    Title
    Year Zero
    Subtitle
    A History of 1945
    Authors and contributors
    By (author) Ian Buruma
    Physical properties
    Format: Hardback
    Number of pages: 384
    Width: 156 mm
    Height: 234 mm
    Thickness: 42 mm
    Weight: 765 g
    Language
    English
    ISBN
    ISBN 13: 9781848879362
    ISBN 10: 1848879369
    Classifications

    BIC subject category V2: HBLW3
    BIC E4L: HIS
    Nielsen BookScan Product Class 3: T5.0
    BIC time period qualifier V2: 3JJPG
    BISAC V2.8: HIS027100, HIS037070
    BIC subject category V2: 3JJPG
    DC23: 909.824
    Publisher
    ATLANTIC BOOKS
    Imprint name
    ATLANTIC BOOKS
    Publication date
    03 October 2013
    Publication City/Country
    London
    Author Information
    Ian Buruma is Professor of Human Rights and Journalism at Bard College, in New York State.
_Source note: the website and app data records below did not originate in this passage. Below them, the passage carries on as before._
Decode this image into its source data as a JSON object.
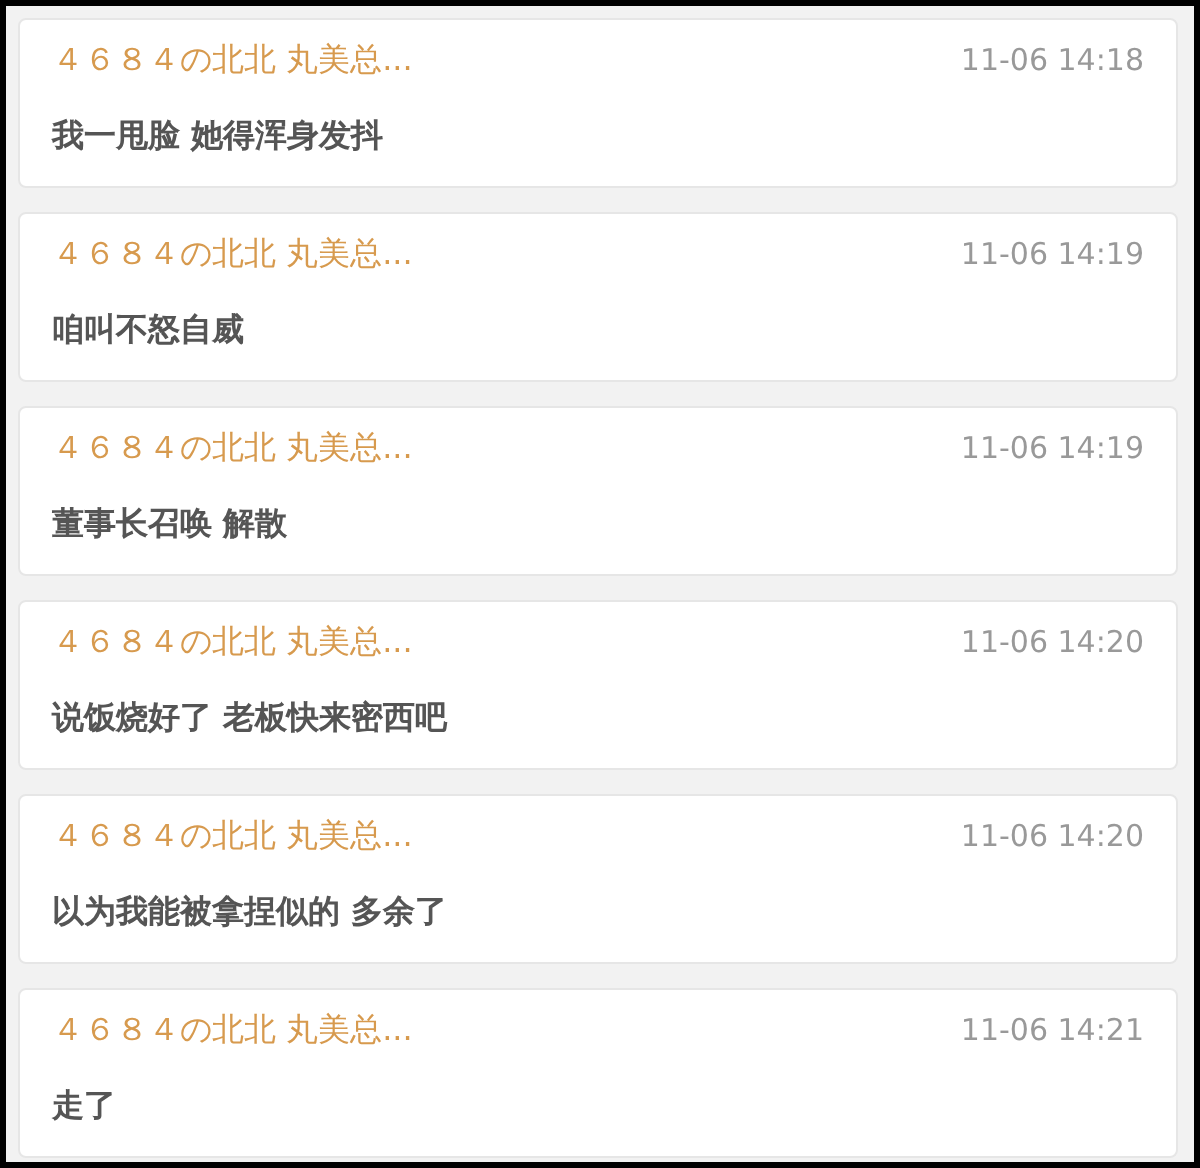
{
  "messages": [
    {
      "sender": "４６８４の北北 丸美总...",
      "time": "11-06 14:18",
      "text": "我一甩脸 她得浑身发抖"
    },
    {
      "sender": "４６８４の北北 丸美总...",
      "time": "11-06 14:19",
      "text": "咱叫不怒自威"
    },
    {
      "sender": "４６８４の北北 丸美总...",
      "time": "11-06 14:19",
      "text": "董事长召唤 解散"
    },
    {
      "sender": "４６８４の北北 丸美总...",
      "time": "11-06 14:20",
      "text": "说饭烧好了 老板快来密西吧"
    },
    {
      "sender": "４６８４の北北 丸美总...",
      "time": "11-06 14:20",
      "text": "以为我能被拿捏似的 多余了"
    },
    {
      "sender": "４６８４の北北 丸美总...",
      "time": "11-06 14:21",
      "text": "走了"
    }
  ]
}
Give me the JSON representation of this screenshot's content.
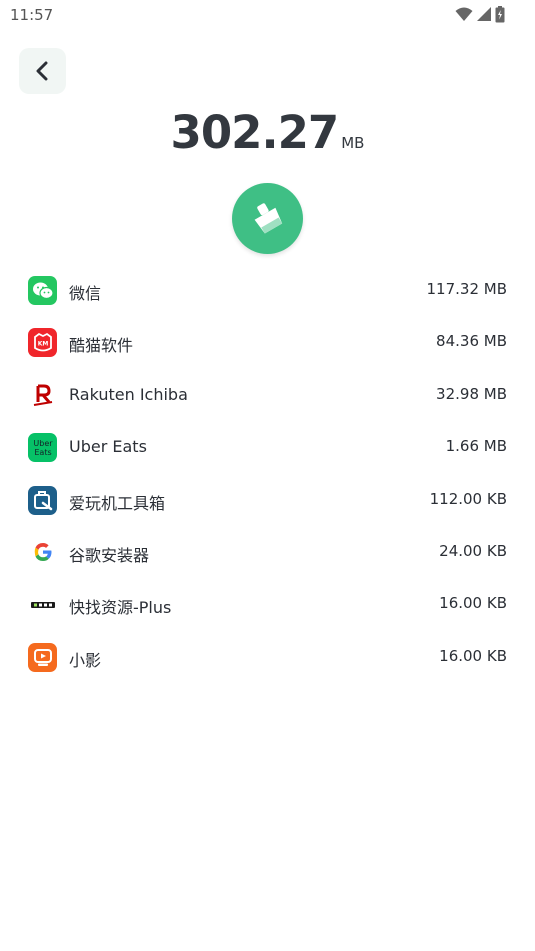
{
  "status_bar": {
    "time": "11:57",
    "icons": [
      "wifi-icon",
      "cell-signal-icon",
      "battery-icon"
    ]
  },
  "header": {
    "back_icon": "chevron-left-icon"
  },
  "summary": {
    "total_value": "302.27",
    "total_unit": "MB",
    "clean_icon": "broom-icon",
    "accent_color": "#3fbf85"
  },
  "apps": [
    {
      "name": "微信",
      "size": "117.32 MB",
      "icon": "wechat-icon"
    },
    {
      "name": "酷猫软件",
      "size": "84.36 MB",
      "icon": "kumao-icon"
    },
    {
      "name": "Rakuten Ichiba",
      "size": "32.98 MB",
      "icon": "rakuten-icon"
    },
    {
      "name": "Uber Eats",
      "size": "1.66 MB",
      "icon": "uber-eats-icon"
    },
    {
      "name": "爱玩机工具箱",
      "size": "112.00 KB",
      "icon": "toolbox-icon"
    },
    {
      "name": "谷歌安装器",
      "size": "24.00 KB",
      "icon": "google-icon"
    },
    {
      "name": "快找资源-Plus",
      "size": "16.00 KB",
      "icon": "kuaizhao-icon"
    },
    {
      "name": "小影",
      "size": "16.00 KB",
      "icon": "xiaoying-icon"
    }
  ]
}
Murder in Amsterdam won the Los Angeles Times Book Prize and was shortlisted for the Samuel Johnson Prize. He was awarded the Erasmus Prize in 2008.
    Review quote
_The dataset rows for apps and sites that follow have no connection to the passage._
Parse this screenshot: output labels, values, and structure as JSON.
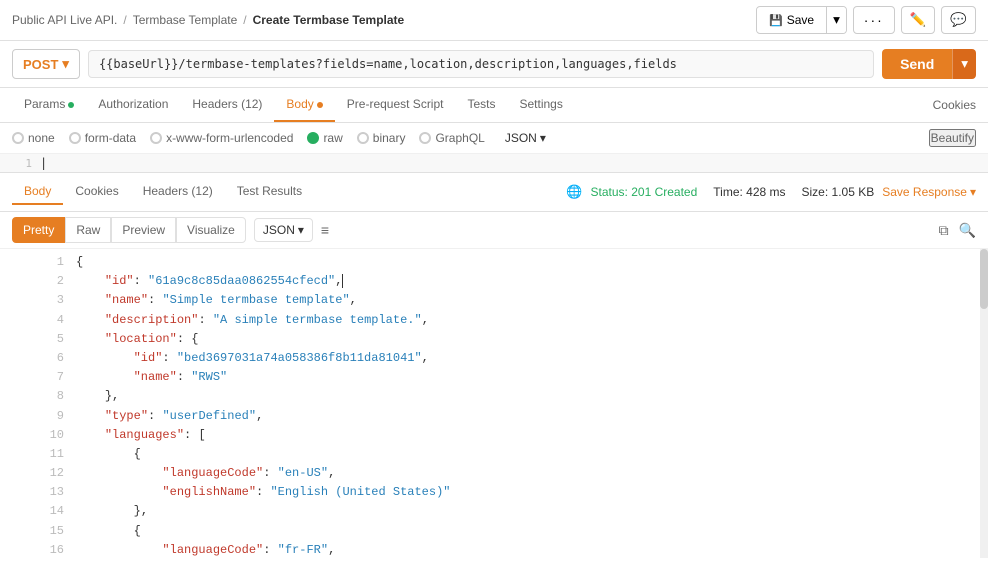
{
  "breadcrumb": {
    "part1": "Public API Live API.",
    "sep1": "/",
    "part2": "Termbase Template",
    "sep2": "/",
    "current": "Create Termbase Template"
  },
  "toolbar": {
    "save_label": "Save",
    "more_label": "···"
  },
  "url_bar": {
    "method": "POST",
    "url": "{{baseUrl}}/termbase-templates?fields=name,location,description,languages,fields",
    "send_label": "Send"
  },
  "tabs": [
    {
      "id": "params",
      "label": "Params",
      "dot": "green"
    },
    {
      "id": "authorization",
      "label": "Authorization",
      "dot": null
    },
    {
      "id": "headers",
      "label": "Headers (12)",
      "dot": null
    },
    {
      "id": "body",
      "label": "Body",
      "dot": "orange",
      "active": true
    },
    {
      "id": "pre-request",
      "label": "Pre-request Script",
      "dot": null
    },
    {
      "id": "tests",
      "label": "Tests",
      "dot": null
    },
    {
      "id": "settings",
      "label": "Settings",
      "dot": null
    }
  ],
  "cookies_link": "Cookies",
  "body_formats": [
    {
      "id": "none",
      "label": "none",
      "selected": false
    },
    {
      "id": "form-data",
      "label": "form-data",
      "selected": false
    },
    {
      "id": "urlencoded",
      "label": "x-www-form-urlencoded",
      "selected": false
    },
    {
      "id": "raw",
      "label": "raw",
      "selected": true
    },
    {
      "id": "binary",
      "label": "binary",
      "selected": false
    },
    {
      "id": "graphql",
      "label": "GraphQL",
      "selected": false
    }
  ],
  "json_format": "JSON",
  "beautify": "Beautify",
  "response": {
    "status": "Status: 201 Created",
    "time": "Time: 428 ms",
    "size": "Size: 1.05 KB",
    "save_response": "Save Response"
  },
  "response_tabs": [
    {
      "id": "body",
      "label": "Body",
      "active": true
    },
    {
      "id": "cookies",
      "label": "Cookies"
    },
    {
      "id": "headers",
      "label": "Headers (12)"
    },
    {
      "id": "test_results",
      "label": "Test Results"
    }
  ],
  "view_tabs": [
    {
      "id": "pretty",
      "label": "Pretty",
      "active": true
    },
    {
      "id": "raw",
      "label": "Raw"
    },
    {
      "id": "preview",
      "label": "Preview"
    },
    {
      "id": "visualize",
      "label": "Visualize"
    }
  ],
  "json_view_format": "JSON",
  "json_lines": [
    {
      "num": 1,
      "content": "{"
    },
    {
      "num": 2,
      "content": "    \"id\": \"61a9c8c85daa0862554cfecd\","
    },
    {
      "num": 3,
      "content": "    \"name\": \"Simple termbase template\","
    },
    {
      "num": 4,
      "content": "    \"description\": \"A simple termbase template.\","
    },
    {
      "num": 5,
      "content": "    \"location\": {"
    },
    {
      "num": 6,
      "content": "        \"id\": \"bed3697031a74a058386f8b11da81041\","
    },
    {
      "num": 7,
      "content": "        \"name\": \"RWS\""
    },
    {
      "num": 8,
      "content": "    },"
    },
    {
      "num": 9,
      "content": "    \"type\": \"userDefined\","
    },
    {
      "num": 10,
      "content": "    \"languages\": ["
    },
    {
      "num": 11,
      "content": "        {"
    },
    {
      "num": 12,
      "content": "            \"languageCode\": \"en-US\","
    },
    {
      "num": 13,
      "content": "            \"englishName\": \"English (United States)\""
    },
    {
      "num": 14,
      "content": "        },"
    },
    {
      "num": 15,
      "content": "        {"
    },
    {
      "num": 16,
      "content": "            \"languageCode\": \"fr-FR\","
    }
  ]
}
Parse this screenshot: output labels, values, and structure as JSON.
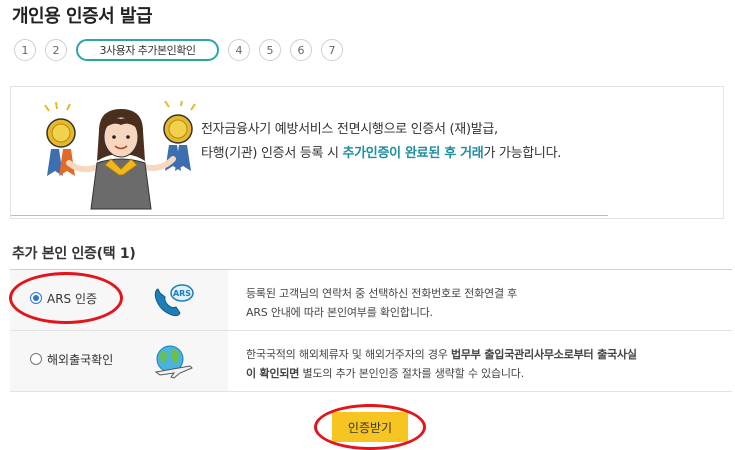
{
  "page": {
    "title": "개인용 인증서 발급"
  },
  "steps": [
    {
      "label": "1",
      "active": false
    },
    {
      "label": "2",
      "active": false
    },
    {
      "label": "3사용자 추가본인확인",
      "active": true
    },
    {
      "label": "4",
      "active": false
    },
    {
      "label": "5",
      "active": false
    },
    {
      "label": "6",
      "active": false
    },
    {
      "label": "7",
      "active": false
    }
  ],
  "notice": {
    "line1": "전자금융사기 예방서비스 전면시행으로 인증서 (재)발급,",
    "line2_before": "타행(기관) 인증서 등록 시 ",
    "line2_highlight": "추가인증이 완료된 후 거래",
    "line2_after": "가 가능합니다."
  },
  "section": {
    "title": "추가 본인 인증(택 1)"
  },
  "options": [
    {
      "label": "ARS 인증",
      "selected": true,
      "icon": "ars-phone-icon",
      "desc_line1": "등록된 고객님의 연락처 중 선택하신 전화번호로 전화연결 후",
      "desc_line2": "ARS 안내에 따라 본인여부를 확인합니다."
    },
    {
      "label": "해외출국확인",
      "selected": false,
      "icon": "globe-airplane-icon",
      "desc_line1_before": "한국국적의 해외체류자 및 해외거주자의 경우 ",
      "desc_line1_bold": "법무부 출입국관리사무소로부터 출국사실",
      "desc_line2_bold": "이 확인되면",
      "desc_line2_after": " 별도의 추가 본인인증 절차를 생략할 수 있습니다."
    }
  ],
  "confirm_button": {
    "label": "인증받기"
  },
  "colors": {
    "accent": "#2aa6a8",
    "highlight": "#1d8ea0",
    "button": "#f6c521",
    "annotation": "#e4141b"
  }
}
    Charles Simic, "The New York Review of Books" ""Year Zero."..covers a great deal of history without minimizing the complexity of the events and the issues. It is well written and researched, full of little-known facts and incisive political analysis. What makes it unique among hundreds of other works written about this period is that it gives an overview of the effects of the war and liberation, not only in Europe, but also in Asia... A stirring account of the year in which the world woke up to the horror of what had just occurred and--while some new horrors were being committed--began to reflect on how to make sure that it never happens again." Adam Hochschild, "The New York Times Book Review" "Ian Buruma's lively new history, "Year Zero," is about the various ways in which the aftermath of the Good War turned out badly for many people, and splendidly for some who didn't deserve it. It is enriched by his knowledge of six languages, a sense of personal connection to the era (his Dutch father was a forced laborer in Berlin) and his understanding of this period from a book he wrote two decades ago that is still worth reading, "The Wages of Guilt: Memories of War in Germany and Japan."" "The New Yorker" "[A] very human history of 'postwar 1945.'" "Smithsonian Magazine" "[Buruma] makes a compelling case that many of the modern triumphs and traumas yet to come took root in this fateful year of retribution, revenge, suffering and healing." "Kirkus Reviews" "[An] insightful meditation on the world's emergence from the wreckage of World War II. Buruma offers a vivid portrayal of the first steps toward normalcy in human affairs amid the ruins of Europe and Asia...Authoritative, illuminating." "Booklist" "In 1945, the war ended, but a new world began. Taken and destroyed cities were transformed; the liberated celebrated; scores were settled; people starved; justice was and was not meted out; soldiers and refugee